*INPUT FOR THIS TASK*.
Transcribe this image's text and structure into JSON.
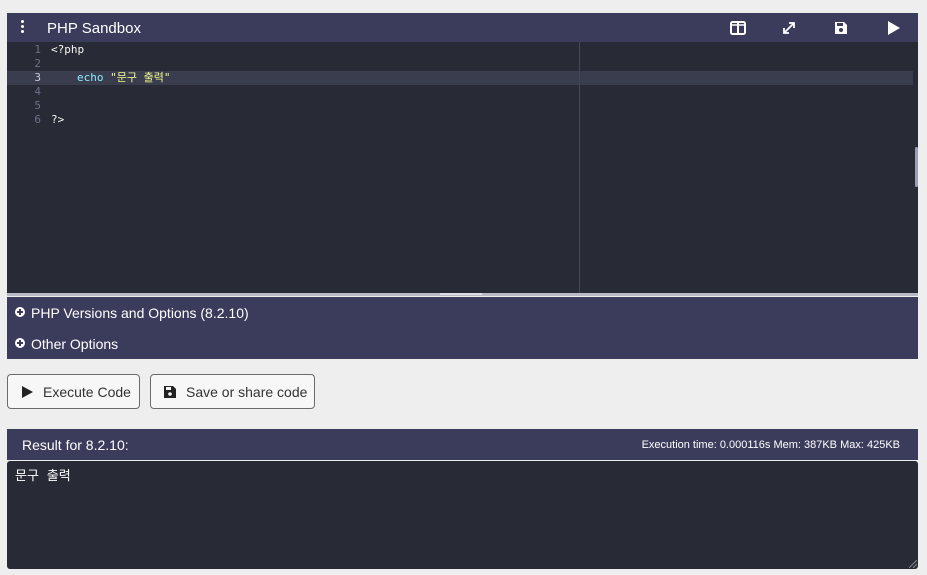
{
  "toolbar": {
    "title": "PHP Sandbox",
    "icons": [
      "menu-kebab-icon",
      "split-view-icon",
      "fullscreen-icon",
      "save-icon",
      "run-icon"
    ]
  },
  "editor": {
    "line_numbers": [
      "1",
      "2",
      "3",
      "4",
      "5",
      "6"
    ],
    "lines": [
      {
        "text": "<?php"
      },
      {
        "text": ""
      },
      {
        "keyword": "echo",
        "string": "\"문구 출력\""
      },
      {
        "text": ""
      },
      {
        "text": ""
      },
      {
        "text": "?>"
      }
    ],
    "active_line": 3
  },
  "sections": {
    "versions_label": "PHP Versions and Options (8.2.10)",
    "other_label": "Other Options"
  },
  "buttons": {
    "execute_label": "Execute Code",
    "share_label": "Save or share code"
  },
  "result": {
    "title": "Result for 8.2.10:",
    "stats": "Execution time: 0.000116s Mem: 387KB Max: 425KB",
    "output": "문구 출력"
  },
  "colors": {
    "header_bg": "#3b3b5c",
    "editor_bg": "#282a36",
    "keyword": "#8be9fd",
    "string": "#f1fa8c",
    "page_bg": "#eeeeee"
  }
}
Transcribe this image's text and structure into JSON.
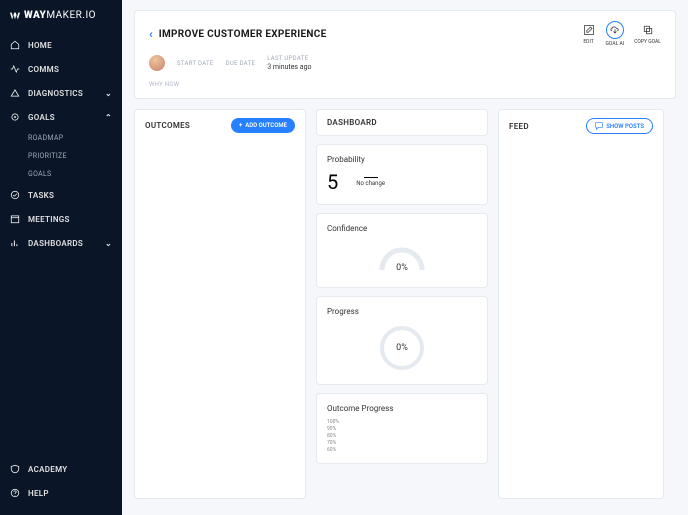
{
  "logo": {
    "brand1": "WAY",
    "brand2": "MAKER.IO"
  },
  "sidebar": {
    "items": [
      {
        "label": "HOME"
      },
      {
        "label": "COMMS"
      },
      {
        "label": "DIAGNOSTICS",
        "chev": "⌄"
      },
      {
        "label": "GOALS",
        "chev": "⌃"
      },
      {
        "label": "TASKS"
      },
      {
        "label": "MEETINGS"
      },
      {
        "label": "DASHBOARDS",
        "chev": "⌄"
      }
    ],
    "subitems": [
      {
        "label": "ROADMAP"
      },
      {
        "label": "PRIORITIZE"
      },
      {
        "label": "GOALS"
      }
    ],
    "bottom": [
      {
        "label": "ACADEMY"
      },
      {
        "label": "HELP"
      }
    ]
  },
  "header": {
    "title": "IMPROVE CUSTOMER EXPERIENCE",
    "actions": {
      "edit": "EDIT",
      "goalai": "GOAL AI",
      "copy": "COPY GOAL"
    },
    "meta": {
      "start": "START DATE",
      "due": "DUE DATE",
      "last": "LAST UPDATE",
      "lastValue": "3 minutes ago"
    },
    "whyNow": "WHY NOW"
  },
  "outcomes": {
    "title": "OUTCOMES",
    "addLabel": "ADD OUTCOME"
  },
  "dashboard": {
    "title": "DASHBOARD",
    "probability": {
      "label": "Probability",
      "value": "5",
      "noChange": "No change"
    },
    "confidence": {
      "label": "Confidence",
      "value": "0%"
    },
    "progress": {
      "label": "Progress",
      "value": "0%"
    },
    "outcomeProgress": {
      "label": "Outcome Progress",
      "ticks": [
        "100%",
        "90%",
        "80%",
        "70%",
        "60%"
      ]
    }
  },
  "feed": {
    "title": "FEED",
    "showPosts": "SHOW POSTS"
  }
}
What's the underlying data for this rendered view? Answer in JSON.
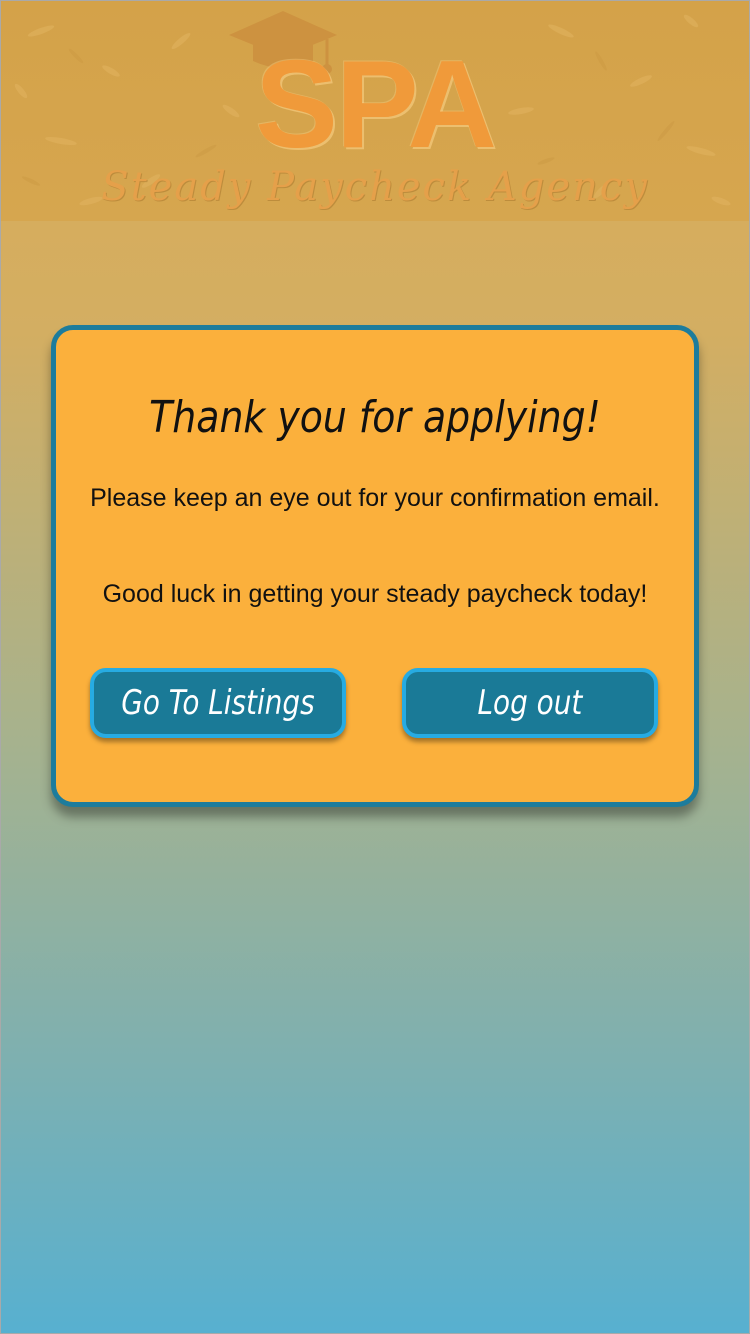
{
  "header": {
    "logo_text": "SPA",
    "tagline": "Steady Paycheck Agency",
    "logo_icon": "graduation-cap-icon"
  },
  "dialog": {
    "title": "Thank you for applying!",
    "message_1": "Please keep an eye out for your confirmation email.",
    "message_2": "Good luck in getting your steady paycheck today!",
    "listings_button_label": "Go To Listings",
    "logout_button_label": "Log out"
  },
  "colors": {
    "card_background": "#fbb03c",
    "card_border": "#1d7c9c",
    "button_background": "#1a7a97",
    "button_border": "#27abe2",
    "logo_orange": "#f09a3a"
  }
}
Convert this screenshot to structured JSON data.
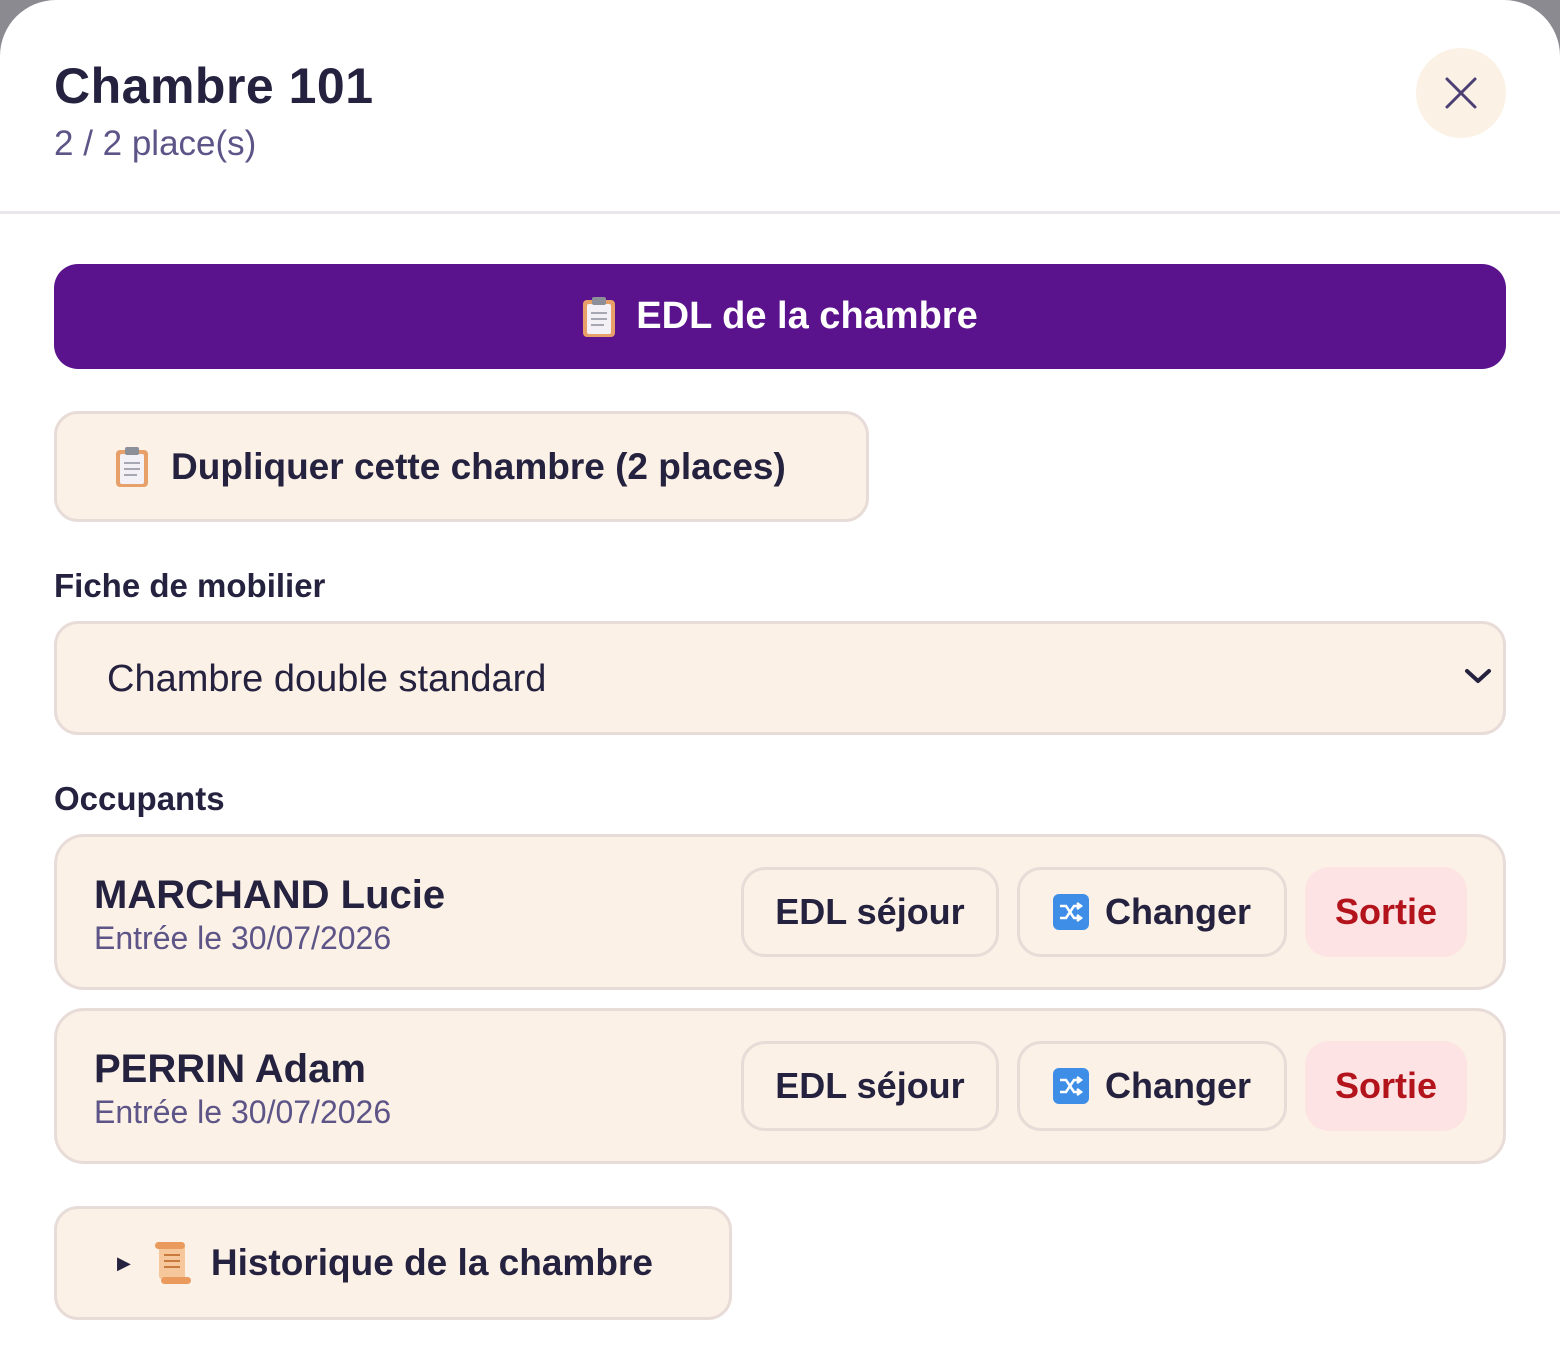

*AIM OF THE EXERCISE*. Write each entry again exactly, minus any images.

*ANSWER TO THIS TASK*.
Transcribe this image's text and structure into JSON.
{
  "toolbar": {
    "title": "PHP Sandbox",
    "icons": [
      "menu-kebab-icon",
      "split-view-icon",
      "fullscreen-icon",
      "save-icon",
      "run-icon"
    ]
  },
  "editor": {
    "line_numbers": [
      "1",
      "2",
      "3",
      "4",
      "5",
      "6"
    ],
    "lines": [
      {
        "text": "<?php"
      },
      {
        "text": ""
      },
      {
        "keyword": "echo",
        "string": "\"문구 출력\""
      },
      {
        "text": ""
      },
      {
        "text": ""
      },
      {
        "text": "?>"
      }
    ],
    "active_line": 3
  },
  "sections": {
    "versions_label": "PHP Versions and Options (8.2.10)",
    "other_label": "Other Options"
  },
  "buttons": {
    "execute_label": "Execute Code",
    "share_label": "Save or share code"
  },
  "result": {
    "title": "Result for 8.2.10:",
    "stats": "Execution time: 0.000116s Mem: 387KB Max: 425KB",
    "output": "문구 출력"
  },
  "colors": {
    "header_bg": "#3b3b5c",
    "editor_bg": "#282a36",
    "keyword": "#8be9fd",
    "string": "#f1fa8c",
    "page_bg": "#eeeeee"
  }
}
Transcribe this image's text and structure into JSON.
{
  "logo": {
    "brand1": "WAY",
    "brand2": "MAKER.IO"
  },
  "sidebar": {
    "items": [
      {
        "label": "HOME"
      },
      {
        "label": "COMMS"
      },
      {
        "label": "DIAGNOSTICS",
        "chev": "⌄"
      },
      {
        "label": "GOALS",
        "chev": "⌃"
      },
      {
        "label": "TASKS"
      },
      {
        "label": "MEETINGS"
      },
      {
        "label": "DASHBOARDS",
        "chev": "⌄"
      }
    ],
    "subitems": [
      {
        "label": "ROADMAP"
      },
      {
        "label": "PRIORITIZE"
      },
      {
        "label": "GOALS"
      }
    ],
    "bottom": [
      {
        "label": "ACADEMY"
      },
      {
        "label": "HELP"
      }
    ]
  },
  "header": {
    "title": "IMPROVE CUSTOMER EXPERIENCE",
    "actions": {
      "edit": "EDIT",
      "goalai": "GOAL AI",
      "copy": "COPY GOAL"
    },
    "meta": {
      "start": "START DATE",
      "due": "DUE DATE",
      "last": "LAST UPDATE",
      "lastValue": "3 minutes ago"
    },
    "whyNow": "WHY NOW"
  },
  "outcomes": {
    "title": "OUTCOMES",
    "addLabel": "ADD OUTCOME"
  },
  "dashboard": {
    "title": "DASHBOARD",
    "probability": {
      "label": "Probability",
      "value": "5",
      "noChange": "No change"
    },
    "confidence": {
      "label": "Confidence",
      "value": "0%"
    },
    "progress": {
      "label": "Progress",
      "value": "0%"
    },
    "outcomeProgress": {
      "label": "Outcome Progress",
      "ticks": [
        "100%",
        "90%",
        "80%",
        "70%",
        "60%"
      ]
    }
  },
  "feed": {
    "title": "FEED",
    "showPosts": "SHOW POSTS"
  }
}
What's the underlying data for this rendered view? Answer in JSON.
{
  "header": {
    "logo_text": "SPA",
    "tagline": "Steady Paycheck Agency",
    "logo_icon": "graduation-cap-icon"
  },
  "dialog": {
    "title": "Thank you for applying!",
    "message_1": "Please keep an eye out for your confirmation email.",
    "message_2": "Good luck in getting your steady paycheck today!",
    "listings_button_label": "Go To Listings",
    "logout_button_label": "Log out"
  },
  "colors": {
    "card_background": "#fbb03c",
    "card_border": "#1d7c9c",
    "button_background": "#1a7a97",
    "button_border": "#27abe2",
    "logo_orange": "#f09a3a"
  }
}
Convert this screenshot to structured JSON data.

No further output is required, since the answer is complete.